The area between the floodway and 100-year floodplain boundaries is termed the floodway fringe.
The floodway fringe encompasses the portion of the floodplain that could be completely obstructed
without increasing the water surface elevation of the 100-year flood by more than 1.0 foot at any
point. Typical relationships between the floodway and the floodway fringe and their significance to
floodplain development are shown in Figure 2.
Figure 2 - Floodway Schematic
The floodway along the Platte through the Butler County was delineated based on equal conveyance
reduction on both sides of the channel. The floodway boundaries are shown on the Flood Insurance
Rate Map. Where the 100-year flood boundary and floodway boundary are collinear, only the
floodway boundary is shown.

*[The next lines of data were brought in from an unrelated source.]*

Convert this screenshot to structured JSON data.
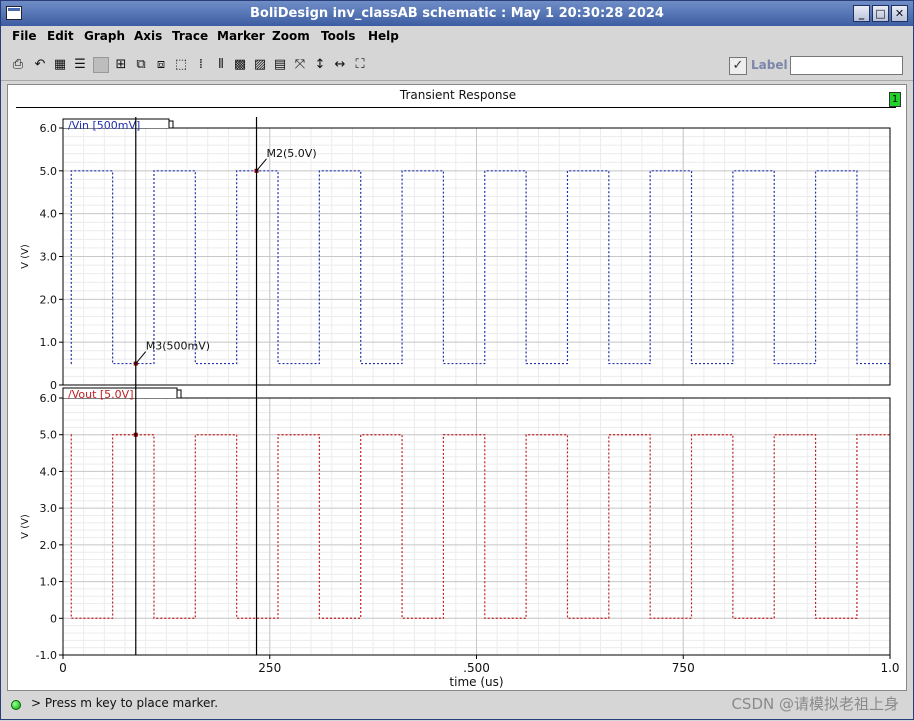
{
  "window": {
    "title": "BoliDesign inv_classAB schematic : May  1 20:30:28 2024",
    "buttons": [
      "_",
      "□",
      "✕"
    ]
  },
  "menu": [
    "File",
    "Edit",
    "Graph",
    "Axis",
    "Trace",
    "Marker",
    "Zoom",
    "Tools",
    "Help"
  ],
  "toolbar": {
    "icons": [
      "print-icon",
      "undo-icon",
      "grid-icon",
      "strips-icon",
      "disabled-icon",
      "zoom-box-icon",
      "copy-icon",
      "paste-icon",
      "fit-icon",
      "align-icon",
      "bars-icon",
      "hatch-icon",
      "hatch-alt-icon",
      "calc-icon",
      "fit-all-icon",
      "zoom-y-icon",
      "zoom-x-icon",
      "zoom-full-icon"
    ],
    "label_text": "Label",
    "label_checked": true,
    "label_value": ""
  },
  "plot": {
    "title": "Transient Response",
    "badge": "1",
    "xlabel": "time (us)",
    "xticks": [
      "0",
      "250",
      ".500",
      "750",
      "1.0"
    ],
    "xtick_values": [
      0,
      250,
      500,
      750,
      1000
    ]
  },
  "chart_data": [
    {
      "type": "line",
      "trace": "/Vin  [500mV]",
      "color": "#2030b0",
      "ylabel": "V (V)",
      "yticks": [
        "0",
        "1.0",
        "2.0",
        "3.0",
        "4.0",
        "5.0",
        "6.0"
      ],
      "ylim": [
        0,
        6
      ],
      "xlim": [
        0,
        1000
      ],
      "low": 0.5,
      "high": 5.0,
      "period": 100,
      "edges_x": [
        10,
        60,
        110,
        160,
        210,
        260,
        310,
        360,
        410,
        460,
        510,
        560,
        610,
        660,
        710,
        760,
        810,
        860,
        910,
        960
      ],
      "start_level": "low",
      "markers": [
        {
          "label": "M3(500mV)",
          "x": 88,
          "y": 0.5
        },
        {
          "label": "M2(5.0V)",
          "x": 234,
          "y": 5.0
        }
      ]
    },
    {
      "type": "line",
      "trace": "/Vout  [5.0V]",
      "color": "#c02020",
      "ylabel": "V (V)",
      "yticks": [
        "-1.0",
        "0",
        "1.0",
        "2.0",
        "3.0",
        "4.0",
        "5.0",
        "6.0"
      ],
      "ylim": [
        -1,
        6
      ],
      "xlim": [
        0,
        1000
      ],
      "low": 0.0,
      "high": 5.0,
      "period": 100,
      "edges_x": [
        10,
        60,
        110,
        160,
        210,
        260,
        310,
        360,
        410,
        460,
        510,
        560,
        610,
        660,
        710,
        760,
        810,
        860,
        910,
        960
      ],
      "start_level": "high",
      "markers": [
        {
          "label": "",
          "x": 88,
          "y": 5.0
        }
      ]
    }
  ],
  "cursors_x": [
    88,
    234
  ],
  "status": {
    "message": "> Press m key to place marker.",
    "watermark": "CSDN @请模拟老祖上身"
  }
}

5.0 INSURANCE APPLICATIONS
For insurance rating purposes, flood insurance zone designations are assigned to a community based

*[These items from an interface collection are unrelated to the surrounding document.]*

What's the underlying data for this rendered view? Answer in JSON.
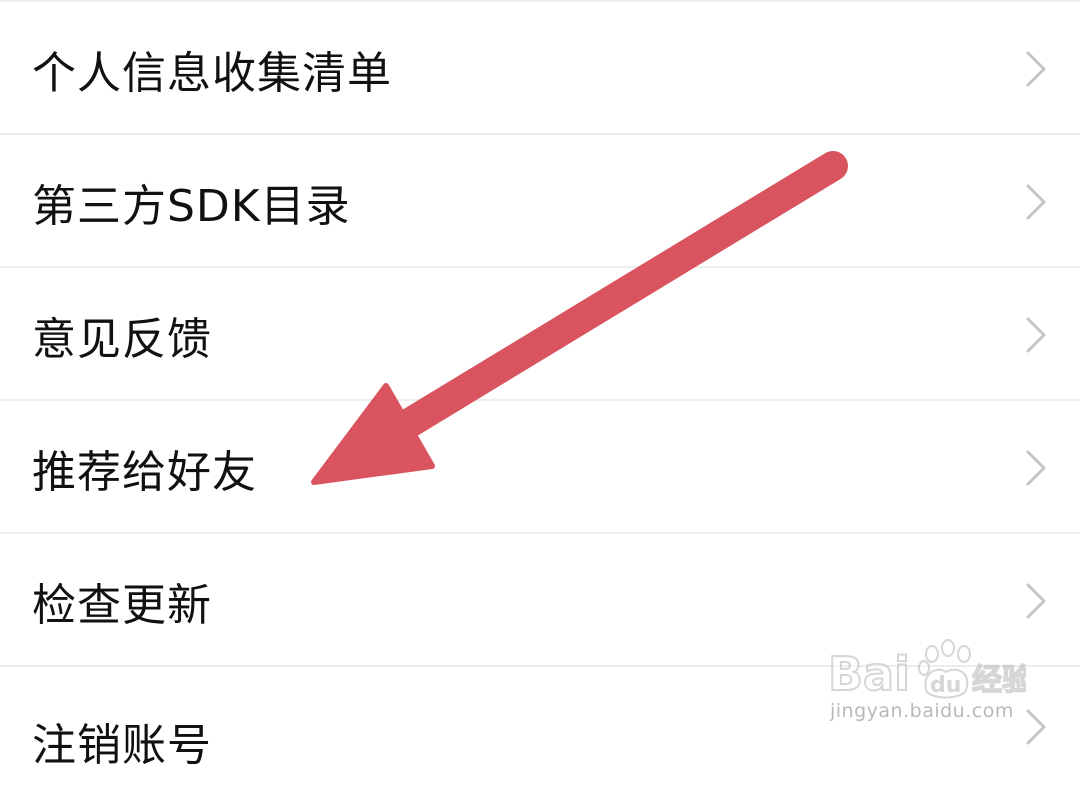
{
  "menu": {
    "items": [
      {
        "label": "个人信息收集清单",
        "icon": "chevron-right-icon"
      },
      {
        "label": "第三方SDK目录",
        "icon": "chevron-right-icon"
      },
      {
        "label": "意见反馈",
        "icon": "chevron-right-icon"
      },
      {
        "label": "推荐给好友",
        "icon": "chevron-right-icon"
      },
      {
        "label": "检查更新",
        "icon": "chevron-right-icon"
      },
      {
        "label": "注销账号",
        "icon": "chevron-right-icon"
      }
    ]
  },
  "annotation": {
    "arrow_color": "#d9545f",
    "target": "推荐给好友"
  },
  "watermark": {
    "brand": "Baidu经验",
    "url": "jingyan.baidu.com"
  },
  "colors": {
    "background": "#ffffff",
    "text": "#111111",
    "divider": "#ededed",
    "chevron": "#c4c4c4"
  }
}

on the results of the engineering analyses. These zones are as follows.
Zone A is a flood insurance rate zone that corresponds to the 100-year floodplains that are

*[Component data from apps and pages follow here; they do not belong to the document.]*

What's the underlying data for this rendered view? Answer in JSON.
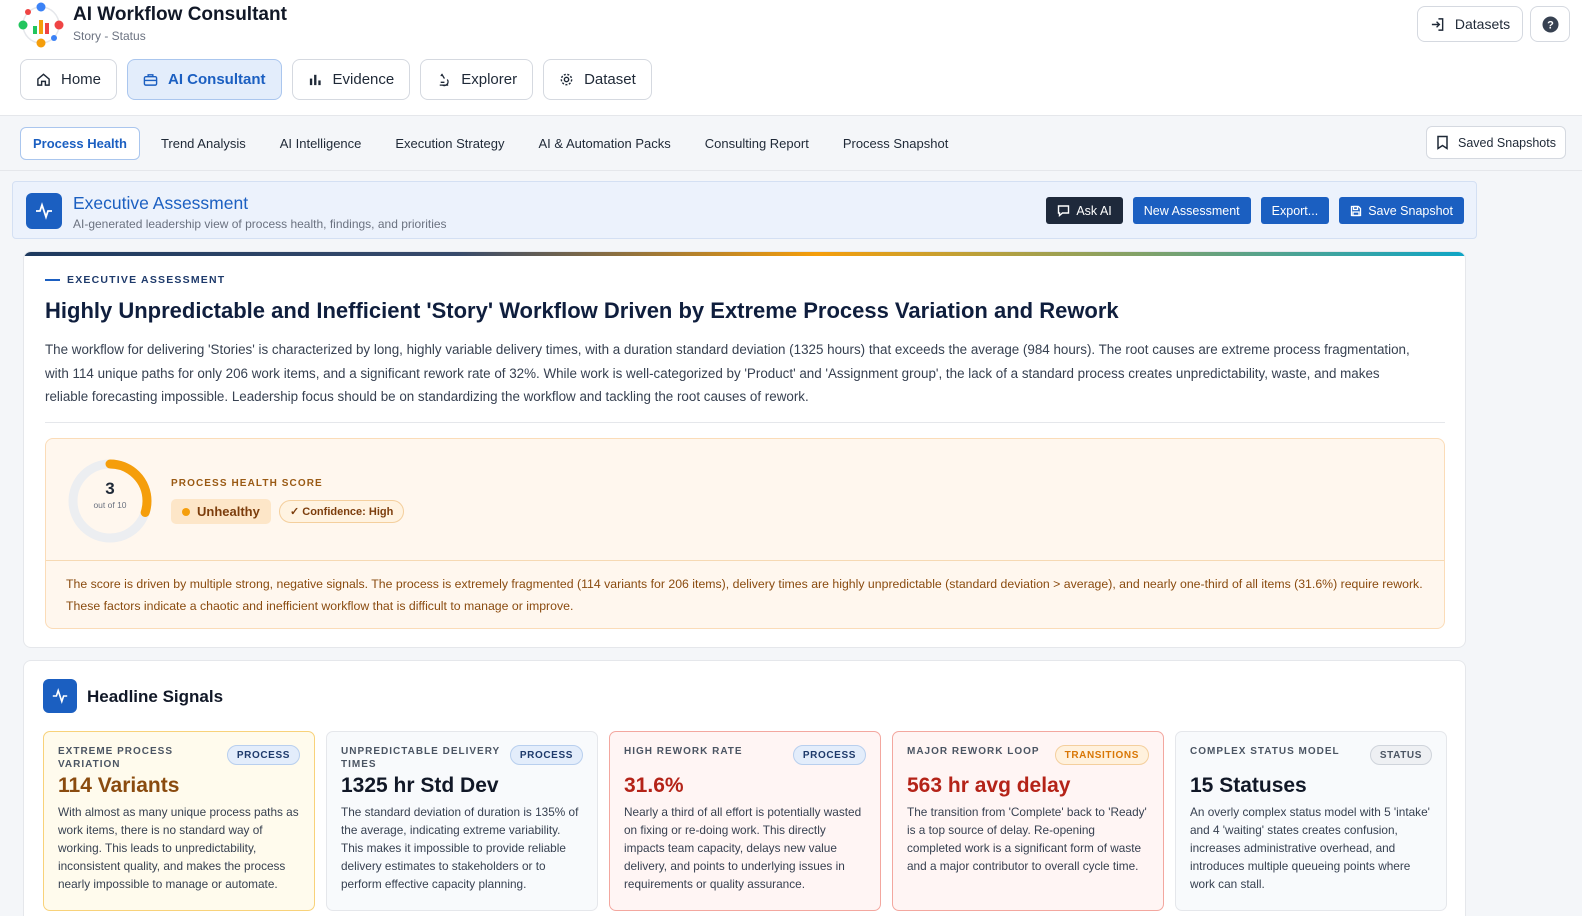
{
  "app": {
    "title": "AI Workflow Consultant",
    "subtitle": "Story - Status"
  },
  "nav": {
    "items": [
      {
        "label": "Home",
        "icon": "home-icon",
        "active": false
      },
      {
        "label": "AI Consultant",
        "icon": "briefcase-icon",
        "active": true
      },
      {
        "label": "Evidence",
        "icon": "bar-chart-icon",
        "active": false
      },
      {
        "label": "Explorer",
        "icon": "microscope-icon",
        "active": false
      },
      {
        "label": "Dataset",
        "icon": "gear-icon",
        "active": false
      }
    ],
    "datasets_label": "Datasets"
  },
  "subtabs": {
    "items": [
      "Process Health",
      "Trend Analysis",
      "AI Intelligence",
      "Execution Strategy",
      "AI & Automation Packs",
      "Consulting Report",
      "Process Snapshot"
    ],
    "active_index": 0,
    "saved_label": "Saved Snapshots"
  },
  "assessment": {
    "title": "Executive Assessment",
    "subtitle": "AI-generated leadership view of process health, findings, and priorities",
    "actions": {
      "ask_ai": "Ask AI",
      "new_assessment": "New Assessment",
      "export": "Export...",
      "save_snapshot": "Save Snapshot"
    }
  },
  "exec": {
    "eyebrow": "EXECUTIVE ASSESSMENT",
    "headline": "Highly Unpredictable and Inefficient 'Story' Workflow Driven by Extreme Process Variation and Rework",
    "summary": "The workflow for delivering 'Stories' is characterized by long, highly variable delivery times, with a duration standard deviation (1325 hours) that exceeds the average (984 hours). The root causes are extreme process fragmentation, with 114 unique paths for only 206 work items, and a significant rework rate of 32%. While work is well-categorized by 'Product' and 'Assignment group', the lack of a standard process creates unpredictability, waste, and makes reliable forecasting impossible. Leadership focus should be on standardizing the workflow and tackling the root causes of rework.",
    "score": {
      "value": 3,
      "max": 10,
      "value_text": "3",
      "out_of_text": "out of 10",
      "label": "PROCESS HEALTH SCORE",
      "status": "Unhealthy",
      "confidence": "✓ Confidence: High",
      "explanation": "The score is driven by multiple strong, negative signals. The process is extremely fragmented (114 variants for 206 items), delivery times are highly unpredictable (standard deviation > average), and nearly one-third of all items (31.6%) require rework. These factors indicate a chaotic and inefficient workflow that is difficult to manage or improve.",
      "colors": {
        "arc": "#f59e0b",
        "track": "#eceef1"
      }
    }
  },
  "signals": {
    "title": "Headline Signals",
    "cards": [
      {
        "label": "EXTREME PROCESS VARIATION",
        "tag": "PROCESS",
        "value": "114 Variants",
        "desc": "With almost as many unique process paths as work items, there is no standard way of working. This leads to unpredictability, inconsistent quality, and makes the process nearly impossible to manage or automate."
      },
      {
        "label": "UNPREDICTABLE DELIVERY TIMES",
        "tag": "PROCESS",
        "value": "1325 hr Std Dev",
        "desc": "The standard deviation of duration is 135% of the average, indicating extreme variability. This makes it impossible to provide reliable delivery estimates to stakeholders or to perform effective capacity planning."
      },
      {
        "label": "HIGH REWORK RATE",
        "tag": "PROCESS",
        "value": "31.6%",
        "desc": "Nearly a third of all effort is potentially wasted on fixing or re-doing work. This directly impacts team capacity, delays new value delivery, and points to underlying issues in requirements or quality assurance."
      },
      {
        "label": "MAJOR REWORK LOOP",
        "tag": "TRANSITIONS",
        "value": "563 hr avg delay",
        "desc": "The transition from 'Complete' back to 'Ready' is a top source of delay. Re-opening completed work is a significant form of waste and a major contributor to overall cycle time."
      },
      {
        "label": "COMPLEX STATUS MODEL",
        "tag": "STATUS",
        "value": "15 Statuses",
        "desc": "An overly complex status model with 5 'intake' and 4 'waiting' states creates confusion, increases administrative overhead, and introduces multiple queueing points where work can stall."
      }
    ]
  }
}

determined in the Flood Insurance Study by approximate methods. Because detailed hydraulic
analyses are not performed for such areas, no base flood elevations or depths are shown within this
Zone AE is the flood insurance rate zone that corresponds to the 100-year floodplains that are
determined in the Flood Insurance Study by detailed methods. In most instances, whole-foot base
flood elevations derived from the detailed hydraulic analyses are shown at selected intervals within
Zone X is the flood insurance rate zone that corresponds to areas outside the 100-year floodplain,
areas of 100-year flooding where average depths are less than 1 foot, areas of 100-year flooding
where the contributing drainage area is less than 1 square mile, and areas protected from the 100-year
flood by levees. No base flood elevations or depths are shown within this zone.
6.0 FLOOD INSURANCE RATE MAP
The Flood Insurance Rate Map is designed for flood insurance and floodplain management
applications. For flood insurance applications, the map designates flood insurance rate zones as
described in Section 5.0 and, in the 100-year floodplains that were studied by detailed methods,
shows selected whole-foot base flood elevations or average depths. Insurance agents use the zones
and base flood elevations in conjunction with information on structures and their contents to assign
premium rates for flood insurance policies.
For floodplain management applications, the map shows by tints, screens, and symbols the 100- and
500-year floodplains, the floodways, and the locations of selected cross sections used in the hydraulic
analyses and floodway computation.
7.0 OTHER STUDIES
There was no previously published detailed flood hazard information for the Platte River through
8.0 LOCATION OF DATA
Information concerning the pertinent data used in the preparation of this study can be obtained by
contacting the Natural and Technology Hazards Division.
9.0 REFERENCES AND BIBLIOGRAPHY
1. U.S. Army Corps of Engineers, Hydrologic Engineering Center, HEC-FFA, Flood Frequency
Analysis Program, Version 3.0, July 1992, Davis, California.
2. U.S. Army Corps of Engineers, Omaha District, Hydrologic Analysis, Lower Platte River,
Nebraska, Flood Insurance Study, March 1998.
3. U.S. Army Corps of Engineers, Hydrologic Engineering Center, HEC-2 Water-Surface Profiles,
Version 4.6.2, Davis, California, May 1991.
4. U. S. Geological Survey, 7.5-Minute Series Topographic Maps, Scale: 1:24,000, Contour
Interval 10 feet, Columbus, Nebraska, 1958 (photo revised 1976); Richland, Nebraska, 1968;
Rogers, Nebraska, 1968.